rather slipped under the radara pity as, in its way, it is as innovative and noteworthy as Willisau
. Recorded between February and July 2017 in Switzerland, at Yverdon-les-Bains and Geneva, the album's three tracks run for a total of just under an hour; the shortest, "Wind Motet," lasts fourteen-and-a-half minutes and the longest, "Dilute the Sky with Care," runs ten minutes more than that, durations which allow Demierre to stretch out and be ambitious about the soundscapes he creates. Credited as Demierre compositions, the tracks find him simultaneously playing at the keyboard and sounding the (unprepared) strings and pins inside, a feat which he makes sound effortless and natural. However, there are some passages of play in which overdubbing and/or editing have been used; in no way should this be considered "cheating," as the album makes no claims to have been performed live; instead, such methods have allowed Demierre to envisage and perform pieces which extend way beyond what can be achieved by one individual alone at a piano, at times creating walls of sound which Phil Spector might envy. All three track titles are taken from the book Monotonie
by Simon Cuts, fittingly, as they all make reference to weather events; at times, "Wind Motet" resembles a passing hurricane, while the closer, "To Thank the Morning Rain" feels more akin to the calm after a storm. The Well-Measured Piano
is as tumultuous a recording as any from a solo pianist. Breathtaking.
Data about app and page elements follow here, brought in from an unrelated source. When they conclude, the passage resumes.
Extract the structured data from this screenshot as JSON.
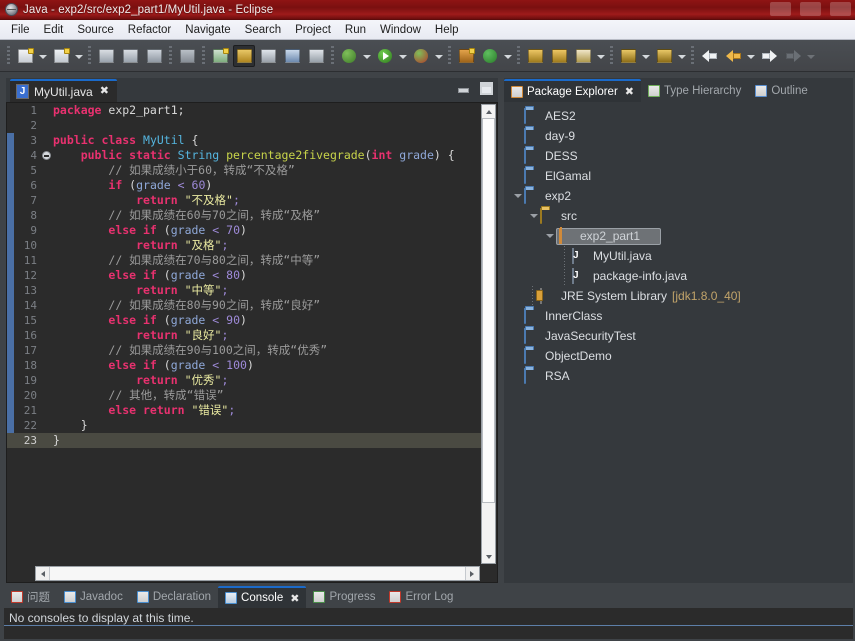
{
  "window": {
    "title": "Java - exp2/src/exp2_part1/MyUtil.java - Eclipse",
    "app_icon": "eclipse-icon",
    "controls": {
      "minimize": "minimize-button",
      "maximize": "maximize-button",
      "close": "close-button"
    }
  },
  "menu": {
    "items": [
      {
        "label": "File"
      },
      {
        "label": "Edit"
      },
      {
        "label": "Source"
      },
      {
        "label": "Refactor"
      },
      {
        "label": "Navigate"
      },
      {
        "label": "Search"
      },
      {
        "label": "Project"
      },
      {
        "label": "Run"
      },
      {
        "label": "Window"
      },
      {
        "label": "Help"
      }
    ]
  },
  "toolbar": {
    "groups": [
      {
        "items": [
          {
            "icon": "new-java-project-icon",
            "arrow": true
          },
          {
            "icon": "new-java-class-icon",
            "arrow": true
          }
        ]
      },
      {
        "items": [
          {
            "icon": "save-icon",
            "arrow": false
          },
          {
            "icon": "save-all-icon",
            "arrow": false
          },
          {
            "icon": "print-icon",
            "arrow": false
          }
        ]
      },
      {
        "items": [
          {
            "icon": "toggle-mark-occurrences-icon",
            "arrow": false
          }
        ]
      },
      {
        "items": [
          {
            "icon": "new-java-annotation-icon",
            "arrow": false
          },
          {
            "icon": "open-task-icon",
            "arrow": false,
            "active": true
          },
          {
            "icon": "search-icon",
            "arrow": false
          },
          {
            "icon": "open-type-icon",
            "arrow": false
          },
          {
            "icon": "last-edit-location-icon",
            "arrow": false
          }
        ]
      },
      {
        "items": [
          {
            "icon": "debug-icon",
            "arrow": true
          },
          {
            "icon": "run-icon",
            "arrow": true
          },
          {
            "icon": "run-coverage-icon",
            "arrow": true
          }
        ]
      },
      {
        "items": [
          {
            "icon": "new-junit-test-icon",
            "arrow": false
          },
          {
            "icon": "refresh-icon",
            "arrow": true
          }
        ]
      },
      {
        "items": [
          {
            "icon": "open-folder-icon",
            "arrow": false
          },
          {
            "icon": "folder-icon",
            "arrow": false
          },
          {
            "icon": "edit-pencil-icon",
            "arrow": true
          }
        ]
      },
      {
        "items": [
          {
            "icon": "import-icon",
            "arrow": true
          },
          {
            "icon": "export-icon",
            "arrow": true
          }
        ]
      },
      {
        "items": [
          {
            "icon": "back-icon",
            "arrow": false
          },
          {
            "icon": "previous-annotation-icon",
            "arrow": true
          },
          {
            "icon": "forward-icon",
            "arrow": false
          },
          {
            "icon": "next-icon-disabled",
            "arrow": true,
            "dim": true
          }
        ]
      }
    ]
  },
  "editor": {
    "tab": {
      "label": "MyUtil.java",
      "icon": "java-file-icon",
      "close": "✖"
    },
    "tools": {
      "minimize": "minimize-editor-icon",
      "maximize": "maximize-editor-icon"
    },
    "current_line": 23,
    "fold_line": 4,
    "lines": [
      {
        "n": 1,
        "tokens": [
          {
            "t": "package ",
            "c": "kw"
          },
          {
            "t": "exp2_part1;",
            "c": "pln"
          }
        ]
      },
      {
        "n": 2,
        "tokens": []
      },
      {
        "n": 3,
        "tokens": [
          {
            "t": "public class ",
            "c": "kw"
          },
          {
            "t": "MyUtil",
            "c": "cls"
          },
          {
            "t": " {",
            "c": "pln"
          }
        ]
      },
      {
        "n": 4,
        "tokens": [
          {
            "t": "    ",
            "c": "pln"
          },
          {
            "t": "public static ",
            "c": "kw"
          },
          {
            "t": "String",
            "c": "cls"
          },
          {
            "t": " ",
            "c": "pln"
          },
          {
            "t": "percentage2fivegrade",
            "c": "mth"
          },
          {
            "t": "(",
            "c": "pln"
          },
          {
            "t": "int",
            "c": "kw"
          },
          {
            "t": " ",
            "c": "pln"
          },
          {
            "t": "grade",
            "c": "typ"
          },
          {
            "t": ") {",
            "c": "pln"
          }
        ]
      },
      {
        "n": 5,
        "tokens": [
          {
            "t": "        ",
            "c": "pln"
          },
          {
            "t": "// 如果成绩小于60，转成“不及格”",
            "c": "com"
          }
        ]
      },
      {
        "n": 6,
        "tokens": [
          {
            "t": "        ",
            "c": "pln"
          },
          {
            "t": "if",
            "c": "kw"
          },
          {
            "t": " (",
            "c": "pln"
          },
          {
            "t": "grade",
            "c": "typ"
          },
          {
            "t": " ",
            "c": "pln"
          },
          {
            "t": "<",
            "c": "num2"
          },
          {
            "t": " ",
            "c": "pln"
          },
          {
            "t": "60",
            "c": "num2"
          },
          {
            "t": ")",
            "c": "pln"
          }
        ]
      },
      {
        "n": 7,
        "tokens": [
          {
            "t": "            ",
            "c": "pln"
          },
          {
            "t": "return",
            "c": "kw"
          },
          {
            "t": " ",
            "c": "pln"
          },
          {
            "t": "\"不及格\"",
            "c": "str"
          },
          {
            "t": ";",
            "c": "num2"
          }
        ]
      },
      {
        "n": 8,
        "tokens": [
          {
            "t": "        ",
            "c": "pln"
          },
          {
            "t": "// 如果成绩在60与70之间，转成“及格”",
            "c": "com"
          }
        ]
      },
      {
        "n": 9,
        "tokens": [
          {
            "t": "        ",
            "c": "pln"
          },
          {
            "t": "else if",
            "c": "kw"
          },
          {
            "t": " (",
            "c": "pln"
          },
          {
            "t": "grade",
            "c": "typ"
          },
          {
            "t": " ",
            "c": "pln"
          },
          {
            "t": "<",
            "c": "num2"
          },
          {
            "t": " ",
            "c": "pln"
          },
          {
            "t": "70",
            "c": "num2"
          },
          {
            "t": ")",
            "c": "pln"
          }
        ]
      },
      {
        "n": 10,
        "tokens": [
          {
            "t": "            ",
            "c": "pln"
          },
          {
            "t": "return",
            "c": "kw"
          },
          {
            "t": " ",
            "c": "pln"
          },
          {
            "t": "\"及格\"",
            "c": "str"
          },
          {
            "t": ";",
            "c": "num2"
          }
        ]
      },
      {
        "n": 11,
        "tokens": [
          {
            "t": "        ",
            "c": "pln"
          },
          {
            "t": "// 如果成绩在70与80之间，转成“中等”",
            "c": "com"
          }
        ]
      },
      {
        "n": 12,
        "tokens": [
          {
            "t": "        ",
            "c": "pln"
          },
          {
            "t": "else if",
            "c": "kw"
          },
          {
            "t": " (",
            "c": "pln"
          },
          {
            "t": "grade",
            "c": "typ"
          },
          {
            "t": " ",
            "c": "pln"
          },
          {
            "t": "<",
            "c": "num2"
          },
          {
            "t": " ",
            "c": "pln"
          },
          {
            "t": "80",
            "c": "num2"
          },
          {
            "t": ")",
            "c": "pln"
          }
        ]
      },
      {
        "n": 13,
        "tokens": [
          {
            "t": "            ",
            "c": "pln"
          },
          {
            "t": "return",
            "c": "kw"
          },
          {
            "t": " ",
            "c": "pln"
          },
          {
            "t": "\"中等\"",
            "c": "str"
          },
          {
            "t": ";",
            "c": "num2"
          }
        ]
      },
      {
        "n": 14,
        "tokens": [
          {
            "t": "        ",
            "c": "pln"
          },
          {
            "t": "// 如果成绩在80与90之间，转成“良好”",
            "c": "com"
          }
        ]
      },
      {
        "n": 15,
        "tokens": [
          {
            "t": "        ",
            "c": "pln"
          },
          {
            "t": "else if",
            "c": "kw"
          },
          {
            "t": " (",
            "c": "pln"
          },
          {
            "t": "grade",
            "c": "typ"
          },
          {
            "t": " ",
            "c": "pln"
          },
          {
            "t": "<",
            "c": "num2"
          },
          {
            "t": " ",
            "c": "pln"
          },
          {
            "t": "90",
            "c": "num2"
          },
          {
            "t": ")",
            "c": "pln"
          }
        ]
      },
      {
        "n": 16,
        "tokens": [
          {
            "t": "            ",
            "c": "pln"
          },
          {
            "t": "return",
            "c": "kw"
          },
          {
            "t": " ",
            "c": "pln"
          },
          {
            "t": "\"良好\"",
            "c": "str"
          },
          {
            "t": ";",
            "c": "num2"
          }
        ]
      },
      {
        "n": 17,
        "tokens": [
          {
            "t": "        ",
            "c": "pln"
          },
          {
            "t": "// 如果成绩在90与100之间，转成“优秀”",
            "c": "com"
          }
        ]
      },
      {
        "n": 18,
        "tokens": [
          {
            "t": "        ",
            "c": "pln"
          },
          {
            "t": "else if",
            "c": "kw"
          },
          {
            "t": " (",
            "c": "pln"
          },
          {
            "t": "grade",
            "c": "typ"
          },
          {
            "t": " ",
            "c": "pln"
          },
          {
            "t": "<",
            "c": "num2"
          },
          {
            "t": " ",
            "c": "pln"
          },
          {
            "t": "100",
            "c": "num2"
          },
          {
            "t": ")",
            "c": "pln"
          }
        ]
      },
      {
        "n": 19,
        "tokens": [
          {
            "t": "            ",
            "c": "pln"
          },
          {
            "t": "return",
            "c": "kw"
          },
          {
            "t": " ",
            "c": "pln"
          },
          {
            "t": "\"优秀\"",
            "c": "str"
          },
          {
            "t": ";",
            "c": "num2"
          }
        ]
      },
      {
        "n": 20,
        "tokens": [
          {
            "t": "        ",
            "c": "pln"
          },
          {
            "t": "// 其他，转成“错误”",
            "c": "com"
          }
        ]
      },
      {
        "n": 21,
        "tokens": [
          {
            "t": "        ",
            "c": "pln"
          },
          {
            "t": "else return",
            "c": "kw"
          },
          {
            "t": " ",
            "c": "pln"
          },
          {
            "t": "\"错误\"",
            "c": "str"
          },
          {
            "t": ";",
            "c": "num2"
          }
        ]
      },
      {
        "n": 22,
        "tokens": [
          {
            "t": "    }",
            "c": "pln"
          }
        ]
      },
      {
        "n": 23,
        "tokens": [
          {
            "t": "}",
            "c": "pln"
          }
        ]
      }
    ]
  },
  "explorer": {
    "tabs": [
      {
        "label": "Package Explorer",
        "icon": "package-explorer-icon",
        "active": true,
        "close": "✖"
      },
      {
        "label": "Type Hierarchy",
        "icon": "type-hierarchy-icon",
        "active": false
      },
      {
        "label": "Outline",
        "icon": "outline-icon",
        "active": false
      }
    ],
    "tree": [
      {
        "label": "AES2",
        "icon": "folder-icon",
        "indent": 1,
        "twist": "none",
        "selected": false
      },
      {
        "label": "day-9",
        "icon": "folder-icon",
        "indent": 1,
        "twist": "none",
        "selected": false
      },
      {
        "label": "DESS",
        "icon": "folder-icon",
        "indent": 1,
        "twist": "none",
        "selected": false
      },
      {
        "label": "ElGamal",
        "icon": "folder-icon",
        "indent": 1,
        "twist": "none",
        "selected": false
      },
      {
        "label": "exp2",
        "icon": "java-project-icon",
        "indent": 1,
        "twist": "open",
        "selected": false
      },
      {
        "label": "src",
        "icon": "source-folder-icon",
        "indent": 2,
        "twist": "open",
        "selected": false
      },
      {
        "label": "exp2_part1",
        "icon": "package-icon",
        "indent": 3,
        "twist": "open",
        "selected": true
      },
      {
        "label": "MyUtil.java",
        "icon": "java-file-icon",
        "indent": 4,
        "twist": "dots",
        "selected": false
      },
      {
        "label": "package-info.java",
        "icon": "java-file-icon",
        "indent": 4,
        "twist": "dots",
        "selected": false
      },
      {
        "label": "JRE System Library",
        "suffix": "[jdk1.8.0_40]",
        "icon": "jre-library-icon",
        "indent": 2,
        "twist": "dots",
        "selected": false
      },
      {
        "label": "InnerClass",
        "icon": "folder-icon",
        "indent": 1,
        "twist": "none",
        "selected": false
      },
      {
        "label": "JavaSecurityTest",
        "icon": "folder-icon",
        "indent": 1,
        "twist": "none",
        "selected": false
      },
      {
        "label": "ObjectDemo",
        "icon": "folder-icon",
        "indent": 1,
        "twist": "none",
        "selected": false
      },
      {
        "label": "RSA",
        "icon": "folder-icon",
        "indent": 1,
        "twist": "none",
        "selected": false
      }
    ]
  },
  "bottom": {
    "tabs": [
      {
        "label": "问题",
        "icon": "problems-icon",
        "active": false
      },
      {
        "label": "Javadoc",
        "icon": "javadoc-icon",
        "active": false
      },
      {
        "label": "Declaration",
        "icon": "declaration-icon",
        "active": false
      },
      {
        "label": "Console",
        "icon": "console-icon",
        "active": true,
        "close": "✖"
      },
      {
        "label": "Progress",
        "icon": "progress-icon",
        "active": false
      },
      {
        "label": "Error Log",
        "icon": "error-log-icon",
        "active": false
      }
    ],
    "console_message": "No consoles to display at this time."
  },
  "colors": {
    "titlebar": "#8f1414",
    "tab_accent": "#1b6ac9",
    "editor_bg": "#2b2b2b",
    "panel_bg": "#35393d",
    "keyword": "#e8316f",
    "class_name": "#55b6e0",
    "method_name": "#c8d44a",
    "string": "#e9e9a0",
    "comment": "#9b9b9b",
    "number": "#9e8ad8",
    "suffix": "#c2a46a"
  }
}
Dilute the Sky with Care; Wind Motet; To Thank the Morning Rain.
Jacques Demierre: piano.